RECORDS PROVIDED
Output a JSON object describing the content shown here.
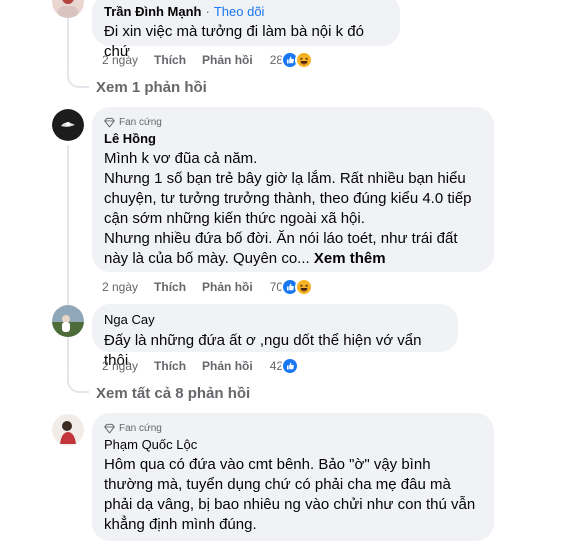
{
  "comments": [
    {
      "author": "Trần Đình Mạnh",
      "follow": "Theo dõi",
      "text": [
        "Đi xin việc mà tưởng đi làm bà nội k đó chứ"
      ],
      "time": "2 ngày",
      "like": "Thích",
      "reply": "Phản hồi",
      "reactions": "28",
      "reaction_icons": [
        "like-icon",
        "haha-icon"
      ]
    },
    {
      "badge": "Fan cứng",
      "author": "Lê Hồng",
      "text": [
        "Mình k vơ đũa cả năm.",
        "Nhưng 1 số bạn trẻ bây giờ lạ lắm. Rất nhiều bạn hiểu chuyện, tư tưởng trưởng thành, theo đúng kiểu 4.0 tiếp cận sớm những kiến thức ngoài xã hội.",
        "Nhưng nhiều đứa bố đời. Ăn nói láo toét, như trái đất này là của bố mày. Quyên co..."
      ],
      "see_more": "Xem thêm",
      "time": "2 ngày",
      "like": "Thích",
      "reply": "Phản hồi",
      "reactions": "70",
      "reaction_icons": [
        "like-icon",
        "haha-icon"
      ]
    },
    {
      "author": "Nga Cay",
      "text": [
        "Đấy là những đứa ất ơ ,ngu dốt thể hiện vớ vẩn thôi."
      ],
      "time": "2 ngày",
      "like": "Thích",
      "reply": "Phản hồi",
      "reactions": "42",
      "reaction_icons": [
        "like-icon"
      ]
    },
    {
      "badge": "Fan cứng",
      "author": "Phạm Quốc Lộc",
      "text": [
        "Hôm qua có đứa vào cmt bênh. Bảo \"ờ\" vậy bình thường mà, tuyển dụng chứ có phải cha mẹ đâu mà phải dạ vâng, bị bao nhiêu ng vào chửi như con thú vẫn khẳng định mình đúng."
      ]
    }
  ],
  "view_replies_1": "Xem 1 phản hồi",
  "view_replies_2": "Xem tất cả 8 phản hồi",
  "colors": {
    "bubble": "#f0f2f5",
    "link": "#1877f2",
    "secondary": "#65676b",
    "like": "#1877f2",
    "haha": "#f7b125"
  }
}
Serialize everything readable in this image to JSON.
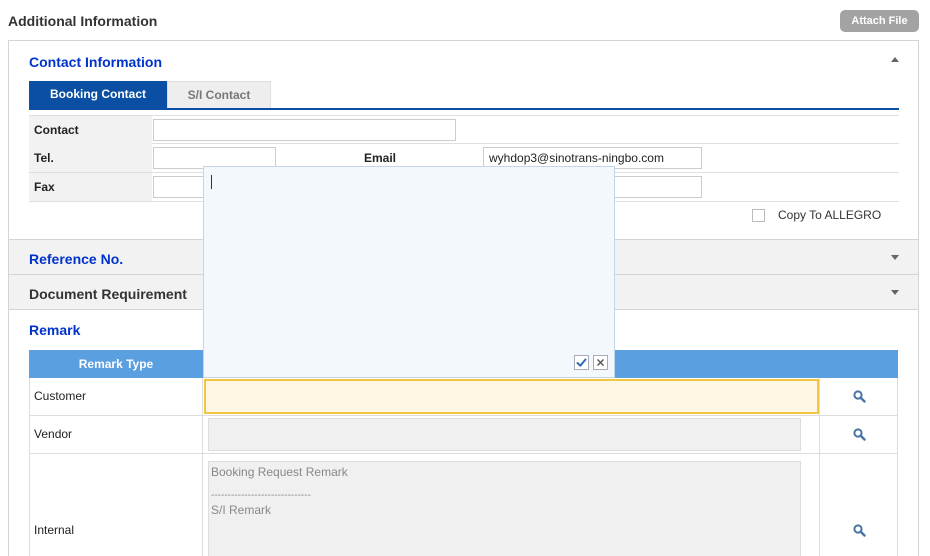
{
  "header": {
    "title": "Additional Information",
    "attach_label": "Attach File"
  },
  "contact": {
    "section_title": "Contact Information",
    "tabs": [
      {
        "label": "Booking Contact"
      },
      {
        "label": "S/I Contact"
      }
    ],
    "fields": {
      "contact_label": "Contact",
      "contact_value": "",
      "tel_label": "Tel.",
      "tel_value": "",
      "email_label": "Email",
      "email_value": "wyhdop3@sinotrans-ningbo.com",
      "fax_label": "Fax",
      "fax_value": ""
    },
    "copy_label": "Copy To ALLEGRO"
  },
  "sections": {
    "reference": "Reference No.",
    "document": "Document Requirement",
    "remark": "Remark"
  },
  "remark_table": {
    "header_label": "Remark Type",
    "rows": [
      {
        "label": "Customer",
        "value": ""
      },
      {
        "label": "Vendor",
        "value": ""
      },
      {
        "label": "Internal",
        "line1": "Booking Request Remark",
        "line2": "------------------------------",
        "line3": "S/I Remark"
      }
    ]
  },
  "icons": {
    "collapse": "chevron-up-icon",
    "expand": "chevron-down-icon",
    "search": "magnifier-icon",
    "confirm": "check-icon",
    "close": "close-icon"
  },
  "colors": {
    "accent_blue": "#0a4fa3",
    "section_link": "#0033cc",
    "table_header": "#5a9fe0",
    "focus_border": "#f5c542"
  }
}
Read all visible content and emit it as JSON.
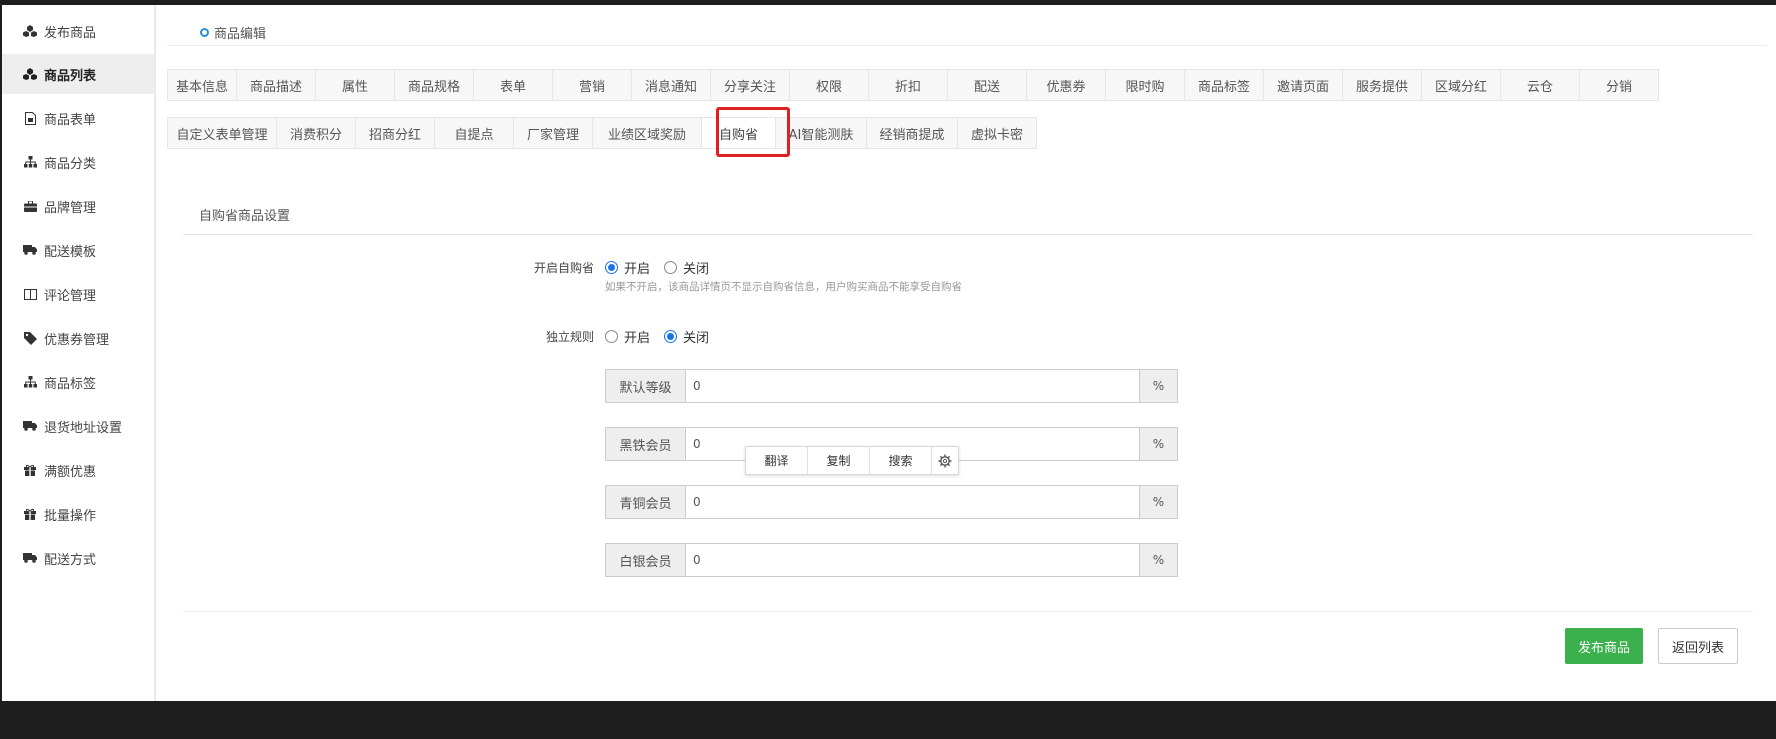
{
  "sidebar": {
    "items": [
      {
        "label": "发布商品",
        "icon": "cubes-icon"
      },
      {
        "label": "商品列表",
        "icon": "cubes-icon",
        "active": true
      },
      {
        "label": "商品表单",
        "icon": "file-icon"
      },
      {
        "label": "商品分类",
        "icon": "sitemap-icon"
      },
      {
        "label": "品牌管理",
        "icon": "briefcase-icon"
      },
      {
        "label": "配送模板",
        "icon": "truck-icon"
      },
      {
        "label": "评论管理",
        "icon": "columns-icon"
      },
      {
        "label": "优惠券管理",
        "icon": "tag-icon"
      },
      {
        "label": "商品标签",
        "icon": "sitemap-icon"
      },
      {
        "label": "退货地址设置",
        "icon": "truck-icon"
      },
      {
        "label": "满额优惠",
        "icon": "gift-icon"
      },
      {
        "label": "批量操作",
        "icon": "gift-icon"
      },
      {
        "label": "配送方式",
        "icon": "truck-icon"
      }
    ]
  },
  "breadcrumb": {
    "label": "商品编辑"
  },
  "tabs_row1": [
    "基本信息",
    "商品描述",
    "属性",
    "商品规格",
    "表单",
    "营销",
    "消息通知",
    "分享关注",
    "权限",
    "折扣",
    "配送",
    "优惠券",
    "限时购",
    "商品标签",
    "邀请页面",
    "服务提供",
    "区域分红",
    "云仓",
    "分销"
  ],
  "tabs_row2": [
    "自定义表单管理",
    "消费积分",
    "招商分红",
    "自提点",
    "厂家管理",
    "业绩区域奖励",
    "自购省",
    "AI智能测肤",
    "经销商提成",
    "虚拟卡密"
  ],
  "active_tab": "自购省",
  "section_title": "自购省商品设置",
  "form": {
    "enable": {
      "label": "开启自购省",
      "options": [
        "开启",
        "关闭"
      ],
      "selected": "开启",
      "hint": "如果不开启，该商品详情页不显示自购省信息，用户购买商品不能享受自购省"
    },
    "independent_rule": {
      "label": "独立规则",
      "options": [
        "开启",
        "关闭"
      ],
      "selected": "关闭"
    },
    "levels": [
      {
        "name": "默认等级",
        "value": "0",
        "unit": "%"
      },
      {
        "name": "黑铁会员",
        "value": "0",
        "unit": "%"
      },
      {
        "name": "青铜会员",
        "value": "0",
        "unit": "%"
      },
      {
        "name": "白银会员",
        "value": "0",
        "unit": "%"
      }
    ]
  },
  "context_menu": {
    "translate": "翻译",
    "copy": "复制",
    "search": "搜索",
    "settings_icon": "gear-icon"
  },
  "buttons": {
    "publish": "发布商品",
    "back": "返回列表"
  },
  "colors": {
    "accent_blue": "#1a73e8",
    "publish_green": "#3cb04d",
    "highlight_red": "#e02020"
  }
}
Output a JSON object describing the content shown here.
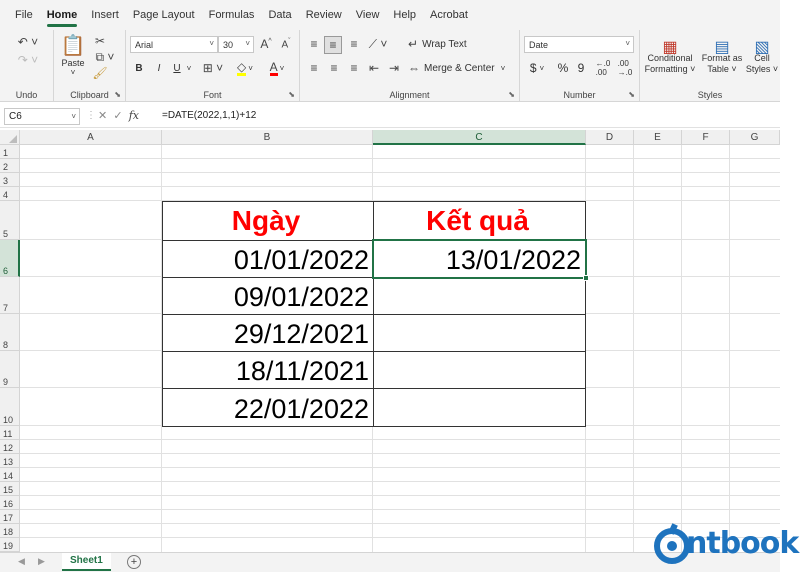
{
  "menu": {
    "items": [
      "File",
      "Home",
      "Insert",
      "Page Layout",
      "Formulas",
      "Data",
      "Review",
      "View",
      "Help",
      "Acrobat"
    ],
    "active": "Home"
  },
  "ribbon": {
    "undo": {
      "label": "Undo"
    },
    "clipboard": {
      "label": "Clipboard",
      "paste": "Paste"
    },
    "font": {
      "label": "Font",
      "name": "Arial",
      "size": "30",
      "bold": "B",
      "italic": "I",
      "underline": "U"
    },
    "alignment": {
      "label": "Alignment",
      "wrap": "Wrap Text",
      "merge": "Merge & Center"
    },
    "number": {
      "label": "Number",
      "format": "Date",
      "currency": "$",
      "percent": "%",
      "comma": "9"
    },
    "styles": {
      "label": "Styles",
      "conditional_1": "Conditional",
      "conditional_2": "Formatting",
      "format_table_1": "Format as",
      "format_table_2": "Table",
      "cell_styles_1": "Cell",
      "cell_styles_2": "Styles"
    }
  },
  "formula_bar": {
    "name_box": "C6",
    "fx": "fx",
    "formula": "=DATE(2022,1,1)+12"
  },
  "columns": [
    "A",
    "B",
    "C",
    "D",
    "E",
    "F",
    "G"
  ],
  "selected_column": "C",
  "rows": [
    "1",
    "2",
    "3",
    "4",
    "5",
    "6",
    "7",
    "8",
    "9",
    "10",
    "11",
    "12",
    "13",
    "14",
    "15",
    "16",
    "17",
    "18",
    "19"
  ],
  "selected_row": "6",
  "table": {
    "header_date": "Ngày",
    "header_result": "Kết quả",
    "dates": [
      "01/01/2022",
      "09/01/2022",
      "29/12/2021",
      "18/11/2021",
      "22/01/2022"
    ],
    "results": [
      "13/01/2022",
      "",
      "",
      "",
      ""
    ]
  },
  "sheets": {
    "active": "Sheet1",
    "add": "+"
  },
  "watermark": {
    "text": "ntbook"
  },
  "colors": {
    "accent": "#217346",
    "header_text": "#ff0000",
    "logo": "#1e73be"
  }
}
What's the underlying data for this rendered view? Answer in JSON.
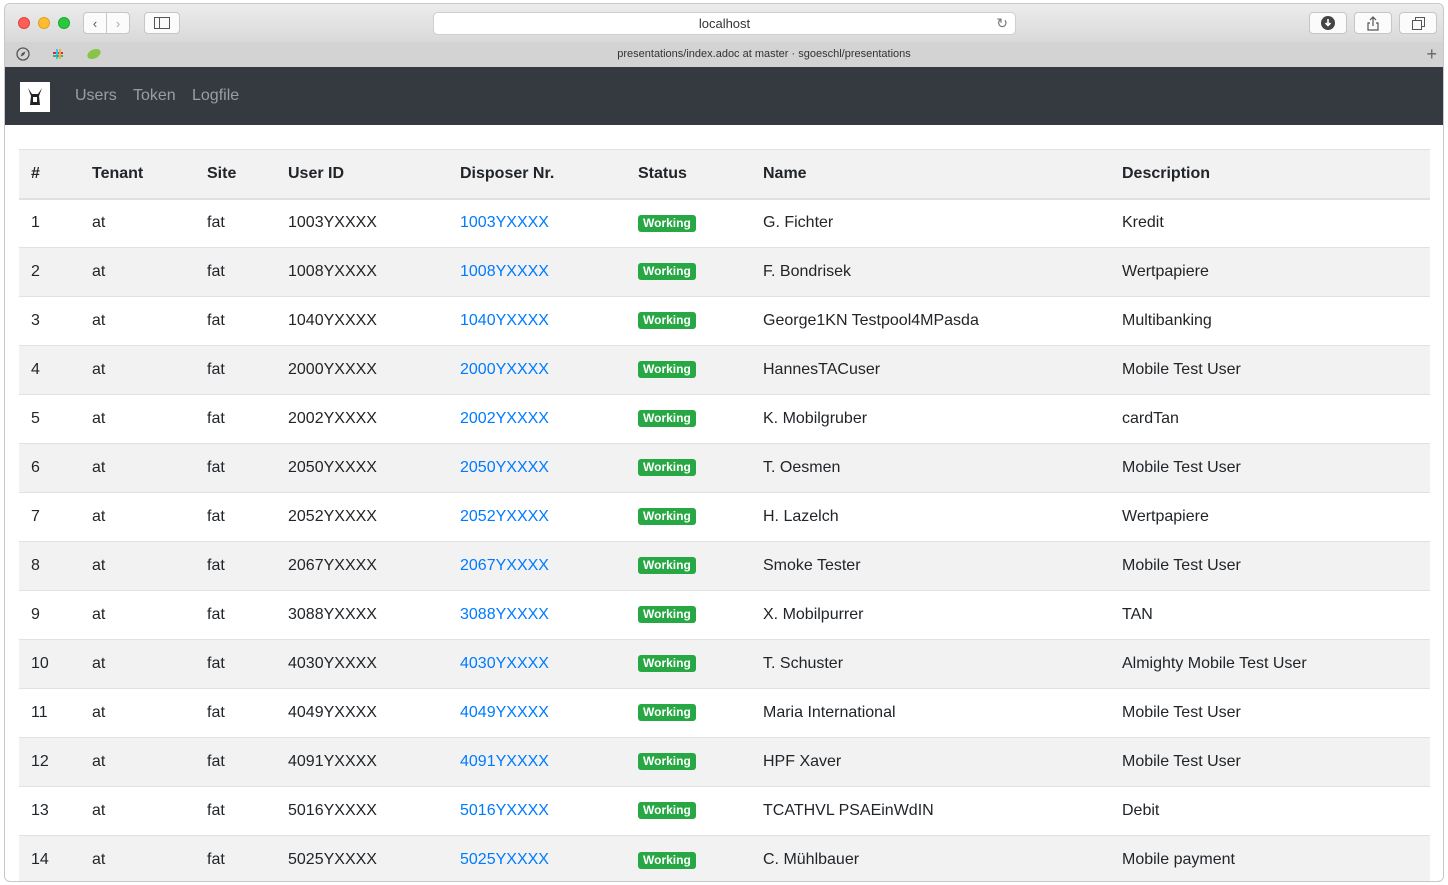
{
  "browser": {
    "url": "localhost",
    "tab_title": "presentations/index.adoc at master · sgoeschl/presentations"
  },
  "nav": {
    "logo_icon": "app-logo",
    "links": [
      "Users",
      "Token",
      "Logfile"
    ]
  },
  "table": {
    "headers": [
      "#",
      "Tenant",
      "Site",
      "User ID",
      "Disposer Nr.",
      "Status",
      "Name",
      "Description"
    ],
    "rows": [
      {
        "num": "1",
        "tenant": "at",
        "site": "fat",
        "user_id": "1003YXXXX",
        "disposer": "1003YXXXX",
        "status": "Working",
        "name": "G. Fichter",
        "description": "Kredit"
      },
      {
        "num": "2",
        "tenant": "at",
        "site": "fat",
        "user_id": "1008YXXXX",
        "disposer": "1008YXXXX",
        "status": "Working",
        "name": "F. Bondrisek",
        "description": "Wertpapiere"
      },
      {
        "num": "3",
        "tenant": "at",
        "site": "fat",
        "user_id": "1040YXXXX",
        "disposer": "1040YXXXX",
        "status": "Working",
        "name": "George1KN Testpool4MPasda",
        "description": "Multibanking"
      },
      {
        "num": "4",
        "tenant": "at",
        "site": "fat",
        "user_id": "2000YXXXX",
        "disposer": "2000YXXXX",
        "status": "Working",
        "name": "HannesTACuser",
        "description": "Mobile Test User"
      },
      {
        "num": "5",
        "tenant": "at",
        "site": "fat",
        "user_id": "2002YXXXX",
        "disposer": "2002YXXXX",
        "status": "Working",
        "name": "K. Mobilgruber",
        "description": "cardTan"
      },
      {
        "num": "6",
        "tenant": "at",
        "site": "fat",
        "user_id": "2050YXXXX",
        "disposer": "2050YXXXX",
        "status": "Working",
        "name": "T. Oesmen",
        "description": "Mobile Test User"
      },
      {
        "num": "7",
        "tenant": "at",
        "site": "fat",
        "user_id": "2052YXXXX",
        "disposer": "2052YXXXX",
        "status": "Working",
        "name": "H. Lazelch",
        "description": "Wertpapiere"
      },
      {
        "num": "8",
        "tenant": "at",
        "site": "fat",
        "user_id": "2067YXXXX",
        "disposer": "2067YXXXX",
        "status": "Working",
        "name": "Smoke Tester",
        "description": "Mobile Test User"
      },
      {
        "num": "9",
        "tenant": "at",
        "site": "fat",
        "user_id": "3088YXXXX",
        "disposer": "3088YXXXX",
        "status": "Working",
        "name": "X. Mobilpurrer",
        "description": "TAN"
      },
      {
        "num": "10",
        "tenant": "at",
        "site": "fat",
        "user_id": "4030YXXXX",
        "disposer": "4030YXXXX",
        "status": "Working",
        "name": "T. Schuster",
        "description": "Almighty Mobile Test User"
      },
      {
        "num": "11",
        "tenant": "at",
        "site": "fat",
        "user_id": "4049YXXXX",
        "disposer": "4049YXXXX",
        "status": "Working",
        "name": "Maria International",
        "description": "Mobile Test User"
      },
      {
        "num": "12",
        "tenant": "at",
        "site": "fat",
        "user_id": "4091YXXXX",
        "disposer": "4091YXXXX",
        "status": "Working",
        "name": "HPF Xaver",
        "description": "Mobile Test User"
      },
      {
        "num": "13",
        "tenant": "at",
        "site": "fat",
        "user_id": "5016YXXXX",
        "disposer": "5016YXXXX",
        "status": "Working",
        "name": "TCATHVL PSAEinWdIN",
        "description": "Debit"
      },
      {
        "num": "14",
        "tenant": "at",
        "site": "fat",
        "user_id": "5025YXXXX",
        "disposer": "5025YXXXX",
        "status": "Working",
        "name": "C. Mühlbauer",
        "description": "Mobile payment"
      }
    ]
  },
  "colors": {
    "navbar": "#343a40",
    "link": "#007bff",
    "status_working": "#28a745"
  }
}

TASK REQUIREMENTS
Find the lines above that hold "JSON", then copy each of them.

WRITTEN RESPONSE
Output a JSON object describing the content shown here.
Serialize everything readable in this image to JSON.
Read all visible content and emit it as JSON.
Output a JSON object describing the content shown here.
What's the underlying data for this rendered view? Answer in JSON.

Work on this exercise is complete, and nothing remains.